Why do you suddenly start reading an output pin, #9. As soon as you begin that that pin is always an input

??
This code happily blinks an led connected to pin 9.

void setup()
{
  pinMode(9, OUTPUT);
}

void loop() 
{
  if (digitalRead(9) == LOW)
  {
    digitalWrite(9, HIGH);
  }
  else
  {
    digitalWrite(9, LOW);
  }
delay(500);
}

cattledog:
??
This code happily blinks an led connected to pin 9.

void setup()

{
  pinMode(9, OUTPUT);
}

void loop()
{
  if (digitalRead(9) == LOW)
  {
    digitalWrite(9, HIGH);
  }
  else
  {
    digitalWrite(9, LOW);
  }
delay(500);
}

Very interesting! So, except for identifying a pin as input-pullup, all others are just for documentation purposes.

Paul

No OUTPUT is totally necessary.

On very small microcontrollers, the output pins are memory locations that can be used to store binary data. On things like the ATTiny series, the packages are so small that there are many outputs on the silicon that aren't connected to pins on the package. When you are really short on memory you can use the 'pins' for storage.

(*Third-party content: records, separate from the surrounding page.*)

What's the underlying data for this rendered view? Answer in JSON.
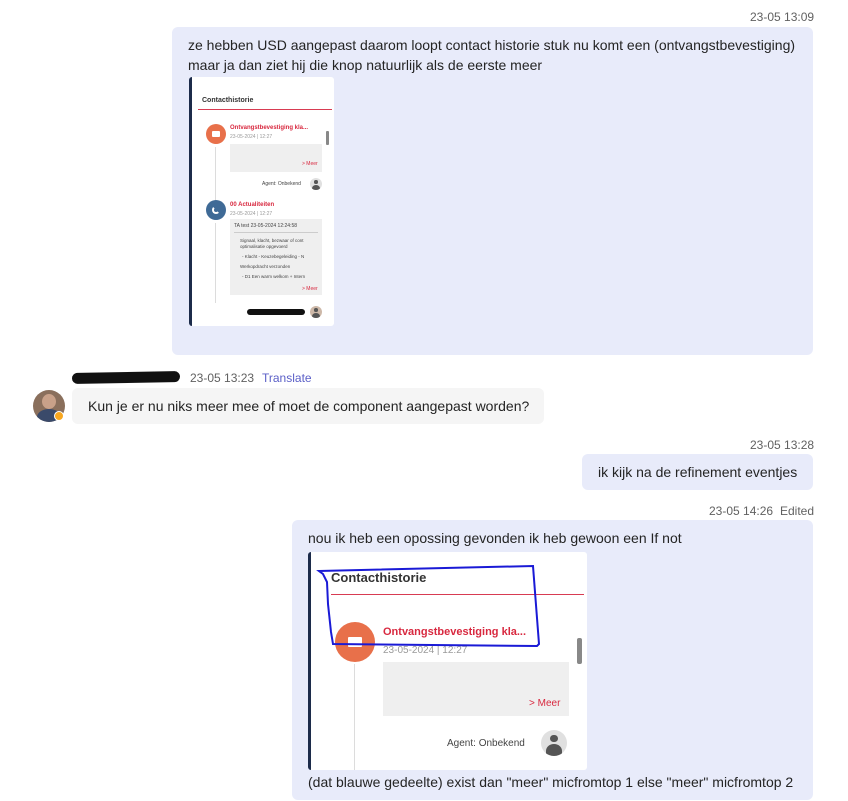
{
  "messages": [
    {
      "timestamp": "23-05 13:09",
      "text": "ze hebben USD aangepast daarom loopt contact historie stuk nu komt een (ontvangstbevestiging) maar ja dan ziet hij die knop natuurlijk als de eerste meer",
      "screenshot": {
        "title": "Contacthistorie",
        "item1_title": "Ontvangstbevestiging kla...",
        "item1_date": "23-05-2024 | 12:27",
        "item1_more": "> Meer",
        "agent": "Agent: Onbekend",
        "item2_title": "00 Actualiteiten",
        "item2_date": "23-05-2024 | 12:27",
        "item2_header": "TA test 23-05-2024 12:24:58",
        "item2_line1": "Signaal, klacht, bezwaar of cont optimalisatie opgevoerd",
        "item2_line2": "- Klacht - Keuzebegeleiding - N",
        "item2_line3": "Werkopdracht verzonden",
        "item2_line4": "- D1 Een warm welkom + Intern",
        "item2_more": "> Meer"
      }
    },
    {
      "timestamp": "23-05 13:23",
      "translate": "Translate",
      "text": "Kun je er nu niks meer mee of moet de component aangepast worden?"
    },
    {
      "timestamp": "23-05 13:28",
      "text": "ik kijk na de refinement eventjes"
    },
    {
      "timestamp": "23-05 14:26",
      "edited": "Edited",
      "text": "nou ik heb een opossing gevonden ik heb gewoon een If not",
      "screenshot": {
        "title": "Contacthistorie",
        "item1_title": "Ontvangstbevestiging kla...",
        "item1_date": "23-05-2024 | 12:27",
        "item1_more": "> Meer",
        "agent": "Agent: Onbekend"
      },
      "caption": "(dat blauwe gedeelte) exist dan \"meer\" micfromtop 1 else \"meer\" micfromtop 2"
    }
  ],
  "colors": {
    "own_bubble": "#e8ebfa",
    "other_bubble": "#f5f5f5",
    "accent_red": "#d8283f",
    "icon_orange": "#e8704a",
    "icon_blue": "#3f6a96",
    "annotation_blue": "#1a1ad6",
    "translate_link": "#5b5fc7"
  },
  "icons": [
    "mail-icon",
    "phone-icon",
    "user-avatar-icon",
    "presence-away-icon"
  ]
}
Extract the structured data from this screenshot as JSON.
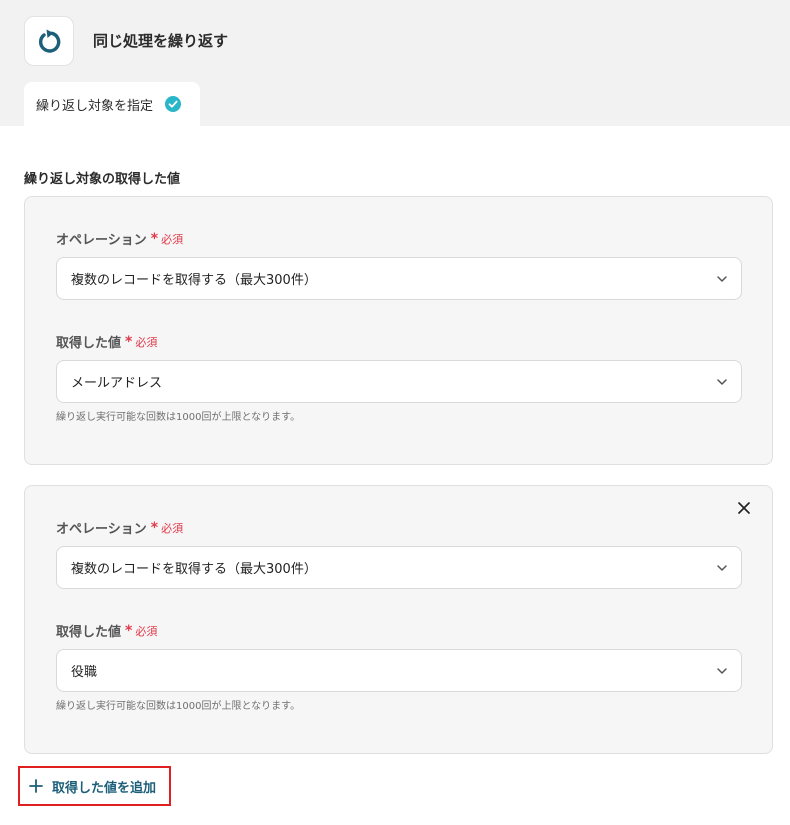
{
  "header": {
    "title": "同じ処理を繰り返す",
    "icon": "loop-arrow-icon",
    "tab_label": "繰り返し対象を指定",
    "tab_status_icon": "check-circle-icon"
  },
  "section": {
    "label": "繰り返し対象の取得した値"
  },
  "groups": [
    {
      "operation_label": "オペレーション",
      "operation_required": "必須",
      "operation_value": "複数のレコードを取得する（最大300件）",
      "value_label": "取得した値",
      "value_required": "必須",
      "value_value": "メールアドレス",
      "hint": "繰り返し実行可能な回数は1000回が上限となります。"
    },
    {
      "operation_label": "オペレーション",
      "operation_required": "必須",
      "operation_value": "複数のレコードを取得する（最大300件）",
      "value_label": "取得した値",
      "value_required": "必須",
      "value_value": "役職",
      "hint": "繰り返し実行可能な回数は1000回が上限となります。"
    }
  ],
  "add_button": {
    "label": "取得した値を追加"
  },
  "colors": {
    "accent": "#1d5f7a",
    "required": "#e0394a",
    "check": "#29b6c9",
    "highlight_border": "#e02020"
  }
}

So reading from an output will return what you last wrote to it and doesn't change it to INPUT mode.

analogRead() is different. That changes the pin mode.

MorganS:
No OUTPUT is totally necessary.

On very small microcontrollers, the output pins are memory locations that can be used to store binary data. On things like the ATTiny series, the packages are so small that there are many outputs on the silicon that aren't connected to pins on the package. When you are really short on memory you can use the 'pins' for storage.

So reading from an output will return what you last wrote to it and doesn't change it to INPUT mode.

analogRead() is different. That changes the pin mode.

Interesting! That is so clever. Years ago some of the USART chips in PCs I was dealing with had a byte or two of memory and I could determine which chip I was talking to.

Thanks, Paul

Hi,
Welcome to the forum.

Please read the first post in any forum entitled how to use this forum.
http://forum.arduino.cc/index.php/topic,148850.0.html . Then look down to item #7 about how to post your code.
It will be formatted in a scrolling window that makes it easier to read.

Can you please post a copy of your circuit, in CAD or a picture of a hand drawn circuit in jpg, png?

Thanks… Tom… :slight_smile:

How 'bout:

digitalWrite(9,! digitalRead(9));

You didn't give the pin a name. Doing a search-replace when you change a pin number next week will be very time-consuming.

At this point, the code is able to translate the linear actuator back and forth, however, the actuator motor moves the actuator forward two times occasionally instead of the correct motion.

I am fairly new to Arduino code and while I appreciate all of the responses, I don't exactly understand how to implement them.

Would someone mind explaining to me what the code should look like for the actuator to go strictly back and forth for a specified distance with an integrated pause in between motions with my pin configuration (Pins 8 and 9)?

Hi,
Can you post your code as per request in post #9.
That way it will be formatted to appear correctly in the post.

Also;

 if (Distance == 8000) {

make

 if (Distance >= 8000) {

Thanks.. Tom... :slight_smile:

My mistake, here is my code.

int Distance = 0;
void setup(){
  pinMode(8 , OUTPUT); //STEP PIN
  
  pinMode(9 , OUTPUT); // DIR PIN
  
 digitalWrite(8,LOW);
  
 digitalWrite(9,LOW);
  
}

void loop(){
  
  digitalWrite(8,HIGH);
  
  delayMicroseconds(100);
  
  digitalWrite(8,LOW);
  
  delayMicroseconds(100);
  
  
  Distance = Distance + 1;
  
  
  
  if (Distance == 8000) {
    delay(500);
    
  if (digitalRead(9)==LOW) {
  
  digitalWrite(9,HIGH);}
  else {
    
  digitalWrite(9,LOW);
  
  }
  Distance = 0;
  } 
}
  pinMode(8 , OUTPUT); //STEP PIN

If you give the pin a name (like stepPin) then the comment is unnecessary.

You have a very high step speed. Almost 5000 steps per second. With no acceleration, the motor can't get to that speed in a 5000th of a second.

Maybe try the AccelStepper library?